San Francisco is a treasure trove of dark corners, but even more so, dark peaks. Climbing to the tops at night, however, will not afford a better view of the stars as they are likely hidden behind the fog. Instead one peers down into the valleys of twinkling lights. This reverse stargazing can be almost as breathtaking as the heavens themselves and it's an experience that is unique to this place. Mystery and intrigue (and perhaps a little bit of adrenaline) are what draw one into the darkness and into In Fits In Dreams, Yassou Benedict's latest E.P. This five-song project is packed with subtle twists and turns, unexpected moments, and getting lost. If you want to explore the darkness with Yassou Benedict, they are playing Bottom of the Hill on Friday, November 8, the homecoming finale to thier current tour. I caught up with them while they were in Portland to ask about the E.P., their unique take on music, and what they give back to the San Francisco music scene.
When asked to help me genre-fy the music, Lilie Bytheway-Hoy mentioned that the band is often hard to pin down. They don't really describe [their sound], even though asked all the time. "People compare us to wildly different things. It's smoky, maybe that is what we will start calling it. Smoky music." Smoky is an apt description as the band's music hangs heavy in the air and fogs the brain a bit. Bytheway-Hoy's voice coaxes us around the dark corners where we are met by the complicated and subtle arrangements of band members James Jackson, Patrick Aguirre, AJ Krumholz, and Theo Quimby. As Bytheway-Hoy mentioned, it's particularly difficult to place Yassou Benedict's sound.

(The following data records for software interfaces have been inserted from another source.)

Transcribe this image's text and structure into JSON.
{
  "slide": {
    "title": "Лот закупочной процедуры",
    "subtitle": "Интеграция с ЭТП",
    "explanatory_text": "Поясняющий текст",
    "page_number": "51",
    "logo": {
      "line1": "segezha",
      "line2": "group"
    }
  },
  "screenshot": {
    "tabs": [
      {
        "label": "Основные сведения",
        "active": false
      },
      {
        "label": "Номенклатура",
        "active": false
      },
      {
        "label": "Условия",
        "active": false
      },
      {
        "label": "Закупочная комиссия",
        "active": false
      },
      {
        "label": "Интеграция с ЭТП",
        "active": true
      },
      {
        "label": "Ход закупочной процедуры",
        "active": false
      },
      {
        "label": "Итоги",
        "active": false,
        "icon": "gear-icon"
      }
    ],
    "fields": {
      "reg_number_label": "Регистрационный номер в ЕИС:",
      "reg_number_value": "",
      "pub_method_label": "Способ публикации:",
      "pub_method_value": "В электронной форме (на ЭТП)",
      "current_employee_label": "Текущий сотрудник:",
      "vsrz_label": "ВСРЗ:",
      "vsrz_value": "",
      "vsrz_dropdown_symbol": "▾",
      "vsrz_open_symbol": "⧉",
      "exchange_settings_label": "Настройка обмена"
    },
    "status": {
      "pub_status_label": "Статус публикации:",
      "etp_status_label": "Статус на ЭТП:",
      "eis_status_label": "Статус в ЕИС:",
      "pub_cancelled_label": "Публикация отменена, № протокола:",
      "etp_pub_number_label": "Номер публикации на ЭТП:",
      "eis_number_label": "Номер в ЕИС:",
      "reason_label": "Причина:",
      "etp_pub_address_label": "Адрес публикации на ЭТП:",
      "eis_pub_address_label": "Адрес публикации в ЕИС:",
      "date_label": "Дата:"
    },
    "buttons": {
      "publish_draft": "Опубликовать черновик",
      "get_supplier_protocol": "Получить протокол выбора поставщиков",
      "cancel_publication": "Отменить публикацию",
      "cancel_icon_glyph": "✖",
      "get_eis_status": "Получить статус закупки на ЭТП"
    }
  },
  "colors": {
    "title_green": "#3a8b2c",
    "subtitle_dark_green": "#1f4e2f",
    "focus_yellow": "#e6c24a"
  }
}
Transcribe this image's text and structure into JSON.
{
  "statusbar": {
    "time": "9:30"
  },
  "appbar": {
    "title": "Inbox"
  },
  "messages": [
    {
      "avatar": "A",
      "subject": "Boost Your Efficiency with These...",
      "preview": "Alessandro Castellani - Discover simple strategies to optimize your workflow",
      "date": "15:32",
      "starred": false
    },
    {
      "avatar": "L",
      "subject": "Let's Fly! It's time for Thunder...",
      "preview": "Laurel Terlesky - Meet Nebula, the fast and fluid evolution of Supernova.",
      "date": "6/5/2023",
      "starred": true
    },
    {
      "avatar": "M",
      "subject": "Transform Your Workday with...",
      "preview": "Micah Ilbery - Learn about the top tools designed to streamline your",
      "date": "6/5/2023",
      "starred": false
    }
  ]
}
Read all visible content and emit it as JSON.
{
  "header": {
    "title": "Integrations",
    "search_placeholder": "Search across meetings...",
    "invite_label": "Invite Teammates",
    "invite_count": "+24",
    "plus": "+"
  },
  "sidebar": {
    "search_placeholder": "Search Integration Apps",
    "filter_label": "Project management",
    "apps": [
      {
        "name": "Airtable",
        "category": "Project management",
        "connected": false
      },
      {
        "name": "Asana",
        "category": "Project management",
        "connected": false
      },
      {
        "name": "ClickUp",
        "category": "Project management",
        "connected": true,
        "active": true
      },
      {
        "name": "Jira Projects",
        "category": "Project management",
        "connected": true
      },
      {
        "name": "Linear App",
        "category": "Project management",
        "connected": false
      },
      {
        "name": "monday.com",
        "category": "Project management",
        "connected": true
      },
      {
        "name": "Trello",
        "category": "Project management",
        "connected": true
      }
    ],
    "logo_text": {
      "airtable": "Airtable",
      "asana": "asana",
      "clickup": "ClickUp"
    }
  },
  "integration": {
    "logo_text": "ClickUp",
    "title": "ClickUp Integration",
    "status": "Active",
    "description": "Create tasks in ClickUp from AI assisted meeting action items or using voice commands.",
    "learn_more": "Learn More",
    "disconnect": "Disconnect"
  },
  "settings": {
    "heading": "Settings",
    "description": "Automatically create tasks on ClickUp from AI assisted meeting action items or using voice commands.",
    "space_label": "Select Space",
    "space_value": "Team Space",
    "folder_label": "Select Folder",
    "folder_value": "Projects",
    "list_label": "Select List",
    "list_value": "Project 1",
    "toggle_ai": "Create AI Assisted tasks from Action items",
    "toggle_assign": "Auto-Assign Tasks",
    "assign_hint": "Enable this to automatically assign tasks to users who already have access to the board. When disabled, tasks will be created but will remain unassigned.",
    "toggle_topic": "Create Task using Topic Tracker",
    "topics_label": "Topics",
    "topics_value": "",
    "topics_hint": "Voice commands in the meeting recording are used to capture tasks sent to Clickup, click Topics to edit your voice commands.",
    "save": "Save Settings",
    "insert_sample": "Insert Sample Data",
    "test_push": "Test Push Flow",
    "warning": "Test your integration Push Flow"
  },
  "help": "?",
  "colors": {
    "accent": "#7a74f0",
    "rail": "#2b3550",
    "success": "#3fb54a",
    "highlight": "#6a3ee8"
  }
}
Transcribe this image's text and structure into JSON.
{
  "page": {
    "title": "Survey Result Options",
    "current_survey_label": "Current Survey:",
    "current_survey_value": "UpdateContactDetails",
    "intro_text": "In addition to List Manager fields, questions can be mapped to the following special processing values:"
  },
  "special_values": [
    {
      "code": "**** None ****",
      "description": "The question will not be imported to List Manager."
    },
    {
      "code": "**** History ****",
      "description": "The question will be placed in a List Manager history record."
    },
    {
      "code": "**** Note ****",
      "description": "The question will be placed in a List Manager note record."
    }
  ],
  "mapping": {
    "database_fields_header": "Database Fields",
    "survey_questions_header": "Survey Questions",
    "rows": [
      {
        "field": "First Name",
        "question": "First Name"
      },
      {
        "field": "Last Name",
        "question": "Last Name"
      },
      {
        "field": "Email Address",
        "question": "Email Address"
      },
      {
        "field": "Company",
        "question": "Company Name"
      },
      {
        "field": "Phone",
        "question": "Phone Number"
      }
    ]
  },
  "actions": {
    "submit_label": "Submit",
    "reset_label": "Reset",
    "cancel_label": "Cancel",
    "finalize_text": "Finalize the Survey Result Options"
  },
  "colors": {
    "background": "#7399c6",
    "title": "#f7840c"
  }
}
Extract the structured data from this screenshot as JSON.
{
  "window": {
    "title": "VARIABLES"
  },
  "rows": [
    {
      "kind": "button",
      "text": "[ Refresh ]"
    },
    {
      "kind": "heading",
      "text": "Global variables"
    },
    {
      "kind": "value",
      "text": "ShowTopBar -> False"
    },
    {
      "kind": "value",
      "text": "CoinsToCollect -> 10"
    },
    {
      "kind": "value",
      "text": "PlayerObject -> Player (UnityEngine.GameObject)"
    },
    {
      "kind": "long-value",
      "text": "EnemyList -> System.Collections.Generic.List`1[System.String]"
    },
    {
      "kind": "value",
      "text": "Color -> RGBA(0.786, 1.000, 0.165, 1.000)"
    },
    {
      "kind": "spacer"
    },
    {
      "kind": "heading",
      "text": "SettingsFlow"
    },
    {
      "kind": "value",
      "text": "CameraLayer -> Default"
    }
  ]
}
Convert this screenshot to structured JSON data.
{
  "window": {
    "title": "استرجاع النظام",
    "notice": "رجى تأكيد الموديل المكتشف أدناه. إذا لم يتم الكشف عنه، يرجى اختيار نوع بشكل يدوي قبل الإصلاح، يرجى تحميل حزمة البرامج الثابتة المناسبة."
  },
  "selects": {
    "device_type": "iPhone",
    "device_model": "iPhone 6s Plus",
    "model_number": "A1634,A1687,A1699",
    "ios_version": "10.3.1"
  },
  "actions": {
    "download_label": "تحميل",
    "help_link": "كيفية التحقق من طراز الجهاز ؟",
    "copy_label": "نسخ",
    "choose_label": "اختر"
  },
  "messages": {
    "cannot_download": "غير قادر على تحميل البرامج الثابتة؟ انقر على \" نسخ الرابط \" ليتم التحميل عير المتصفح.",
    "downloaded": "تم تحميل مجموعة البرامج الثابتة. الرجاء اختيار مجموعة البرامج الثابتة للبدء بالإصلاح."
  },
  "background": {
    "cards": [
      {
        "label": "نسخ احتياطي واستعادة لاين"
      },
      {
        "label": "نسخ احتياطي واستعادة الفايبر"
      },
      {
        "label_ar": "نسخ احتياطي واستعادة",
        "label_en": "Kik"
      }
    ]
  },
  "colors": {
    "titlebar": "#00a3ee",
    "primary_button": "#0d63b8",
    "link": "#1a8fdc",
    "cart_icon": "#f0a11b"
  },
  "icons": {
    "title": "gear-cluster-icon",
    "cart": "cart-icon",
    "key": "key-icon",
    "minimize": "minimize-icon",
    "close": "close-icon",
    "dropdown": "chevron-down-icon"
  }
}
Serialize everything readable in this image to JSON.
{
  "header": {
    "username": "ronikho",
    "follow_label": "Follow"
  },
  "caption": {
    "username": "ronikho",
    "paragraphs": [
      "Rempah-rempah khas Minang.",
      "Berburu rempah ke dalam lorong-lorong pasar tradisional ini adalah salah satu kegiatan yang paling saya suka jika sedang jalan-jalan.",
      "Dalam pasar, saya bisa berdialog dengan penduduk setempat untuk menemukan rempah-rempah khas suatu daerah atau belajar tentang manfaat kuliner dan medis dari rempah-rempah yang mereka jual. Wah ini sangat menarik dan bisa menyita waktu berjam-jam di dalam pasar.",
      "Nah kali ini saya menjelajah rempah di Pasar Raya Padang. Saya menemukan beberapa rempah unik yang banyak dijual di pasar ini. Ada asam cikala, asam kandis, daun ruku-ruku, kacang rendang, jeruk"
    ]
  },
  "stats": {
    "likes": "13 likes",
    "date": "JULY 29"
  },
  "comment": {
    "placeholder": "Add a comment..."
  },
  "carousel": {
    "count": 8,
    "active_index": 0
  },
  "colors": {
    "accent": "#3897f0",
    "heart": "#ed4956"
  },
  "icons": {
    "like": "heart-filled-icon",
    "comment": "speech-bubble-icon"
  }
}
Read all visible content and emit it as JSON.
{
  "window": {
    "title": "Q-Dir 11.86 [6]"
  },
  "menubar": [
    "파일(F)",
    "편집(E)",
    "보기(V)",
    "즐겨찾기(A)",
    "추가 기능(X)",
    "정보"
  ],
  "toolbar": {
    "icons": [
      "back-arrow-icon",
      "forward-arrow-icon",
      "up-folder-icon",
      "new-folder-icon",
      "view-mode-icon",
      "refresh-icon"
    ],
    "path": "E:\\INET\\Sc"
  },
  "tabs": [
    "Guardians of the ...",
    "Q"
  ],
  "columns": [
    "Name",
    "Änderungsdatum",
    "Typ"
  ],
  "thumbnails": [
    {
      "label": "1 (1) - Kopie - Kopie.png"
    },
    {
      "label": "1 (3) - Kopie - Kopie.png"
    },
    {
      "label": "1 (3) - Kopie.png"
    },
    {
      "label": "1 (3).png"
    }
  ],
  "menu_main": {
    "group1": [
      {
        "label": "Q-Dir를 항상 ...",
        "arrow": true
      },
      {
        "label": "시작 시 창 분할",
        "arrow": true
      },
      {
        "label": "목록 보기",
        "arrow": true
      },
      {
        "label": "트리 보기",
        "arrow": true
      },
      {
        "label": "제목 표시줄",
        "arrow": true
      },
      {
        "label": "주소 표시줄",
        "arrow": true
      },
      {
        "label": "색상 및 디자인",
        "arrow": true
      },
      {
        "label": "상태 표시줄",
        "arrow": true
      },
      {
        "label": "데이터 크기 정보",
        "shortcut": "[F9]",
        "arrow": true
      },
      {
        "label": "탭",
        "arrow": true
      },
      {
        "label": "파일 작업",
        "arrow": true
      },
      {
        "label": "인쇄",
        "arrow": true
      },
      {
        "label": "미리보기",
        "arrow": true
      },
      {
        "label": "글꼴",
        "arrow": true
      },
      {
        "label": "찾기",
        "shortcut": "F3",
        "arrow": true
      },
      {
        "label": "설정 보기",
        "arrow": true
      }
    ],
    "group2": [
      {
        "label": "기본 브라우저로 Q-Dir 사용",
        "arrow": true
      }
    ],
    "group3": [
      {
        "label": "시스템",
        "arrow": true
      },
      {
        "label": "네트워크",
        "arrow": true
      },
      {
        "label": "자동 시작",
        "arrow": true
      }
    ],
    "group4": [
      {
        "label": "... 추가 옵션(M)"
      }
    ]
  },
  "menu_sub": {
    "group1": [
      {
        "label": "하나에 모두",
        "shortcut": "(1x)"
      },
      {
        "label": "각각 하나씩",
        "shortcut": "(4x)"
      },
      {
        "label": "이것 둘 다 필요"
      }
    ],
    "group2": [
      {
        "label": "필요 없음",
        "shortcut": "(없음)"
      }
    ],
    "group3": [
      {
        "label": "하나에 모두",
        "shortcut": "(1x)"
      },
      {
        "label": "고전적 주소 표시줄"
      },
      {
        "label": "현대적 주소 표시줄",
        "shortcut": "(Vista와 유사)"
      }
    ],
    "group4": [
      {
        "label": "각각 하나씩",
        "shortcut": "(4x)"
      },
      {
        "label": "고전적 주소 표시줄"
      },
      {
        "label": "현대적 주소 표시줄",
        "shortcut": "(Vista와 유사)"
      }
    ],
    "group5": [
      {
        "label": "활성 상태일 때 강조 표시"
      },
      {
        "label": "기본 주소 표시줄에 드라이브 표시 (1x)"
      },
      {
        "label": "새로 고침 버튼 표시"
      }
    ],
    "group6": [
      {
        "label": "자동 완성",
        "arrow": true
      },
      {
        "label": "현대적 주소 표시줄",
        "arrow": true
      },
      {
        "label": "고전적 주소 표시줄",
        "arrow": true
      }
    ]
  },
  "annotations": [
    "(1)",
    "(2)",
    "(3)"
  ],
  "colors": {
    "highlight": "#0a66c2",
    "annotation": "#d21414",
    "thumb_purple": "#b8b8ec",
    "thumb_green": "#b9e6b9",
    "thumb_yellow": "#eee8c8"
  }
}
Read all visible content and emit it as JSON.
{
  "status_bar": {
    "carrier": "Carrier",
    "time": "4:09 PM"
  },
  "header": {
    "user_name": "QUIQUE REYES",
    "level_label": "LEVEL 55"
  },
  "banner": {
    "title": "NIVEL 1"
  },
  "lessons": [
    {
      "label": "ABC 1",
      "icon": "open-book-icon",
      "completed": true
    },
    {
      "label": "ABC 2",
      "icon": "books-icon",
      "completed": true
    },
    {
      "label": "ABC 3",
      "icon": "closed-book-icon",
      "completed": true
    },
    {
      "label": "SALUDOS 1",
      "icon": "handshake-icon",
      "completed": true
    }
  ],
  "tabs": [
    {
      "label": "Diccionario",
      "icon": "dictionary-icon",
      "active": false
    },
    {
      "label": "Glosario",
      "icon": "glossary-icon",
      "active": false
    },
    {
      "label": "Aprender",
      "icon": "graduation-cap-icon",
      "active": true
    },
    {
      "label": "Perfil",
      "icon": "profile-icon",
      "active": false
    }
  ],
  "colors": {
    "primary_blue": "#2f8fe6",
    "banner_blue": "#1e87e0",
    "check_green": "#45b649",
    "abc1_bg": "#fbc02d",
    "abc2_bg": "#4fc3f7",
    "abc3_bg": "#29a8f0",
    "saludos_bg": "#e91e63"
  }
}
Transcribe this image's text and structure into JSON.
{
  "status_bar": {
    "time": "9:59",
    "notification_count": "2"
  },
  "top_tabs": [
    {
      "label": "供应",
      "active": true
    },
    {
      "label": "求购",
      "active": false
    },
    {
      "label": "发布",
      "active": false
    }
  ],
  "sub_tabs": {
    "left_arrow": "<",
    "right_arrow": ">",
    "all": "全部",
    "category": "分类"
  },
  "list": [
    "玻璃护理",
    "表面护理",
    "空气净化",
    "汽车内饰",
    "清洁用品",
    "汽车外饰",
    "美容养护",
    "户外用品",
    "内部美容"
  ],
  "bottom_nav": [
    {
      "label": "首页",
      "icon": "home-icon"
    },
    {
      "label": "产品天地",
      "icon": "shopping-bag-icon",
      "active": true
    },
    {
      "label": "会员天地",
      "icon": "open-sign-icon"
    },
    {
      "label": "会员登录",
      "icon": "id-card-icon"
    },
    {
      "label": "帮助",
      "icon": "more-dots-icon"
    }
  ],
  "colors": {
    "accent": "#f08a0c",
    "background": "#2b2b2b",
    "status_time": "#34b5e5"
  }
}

There are percussive and swelling ambient moments that reference Radiohead, tight but airy combinations that feel similar to the XX, and complicated, subtle layers that The National is well known for. Occasionally Passion Pit might rear it's electronic looped head, but only for a moment. The more you listen, the more the music feels shaped by sophisticated layering.
Photo: Nick Santoro
The difference between Yassou Benedict and other bands with a female vocalist is that while Bytheway-Hoy is at the front of it all, she somehow isn't. The music and the vocals swirl so seamlessly it's hard to figure out where one ends and the other begins. Her singing style is not angsty like a Gwen Stafani or Fiona Apple, and she's not too dreamy like Mazzy Star's Hope Sandoval. Bytheway-Hoy's voice floats, but is cognitive, there's a weight to her words that tells us there's experience here, that she's felt pain like the rest of us but isn't going to whine about it. She described their music arrangement as coming "from a place of ignorance. We get bored easily... but in some way it is easier for us to write with no construct or boundaries."
Two songs in particular are indicative of the breadth of musical exploration present on this E.P. "The Cloisters" is meditative; Bytheway-Hoy's chanting seems to be controlling the rate at which we breathe with her. This song illuminates Yassou Benedict's lyrical style. Words are present, but they are not about narrative or storytelling. This track is also where the darkness is heaviest, providing the backdrop for a nightscape, which is, according to the band, the best way to fall into a song. "The darkness is always more interesting. That feeling is pure life, similar to what you feel when a song overtakes you." On the flip side, the titular "In Fits In Dreams," is much more poppy and feels as though it is the only track meant for the light. The song tells the tale of a boy waiting for nightfall so that he can dream a dream in which his mother gives him direction. The story is what illuminates the song. Bytheway-Hoy's voice gets a little strained, but it's still bold and dramatic, backed by electronic drum beats, wispy horn sounds, quick bass lines and guitar plucking.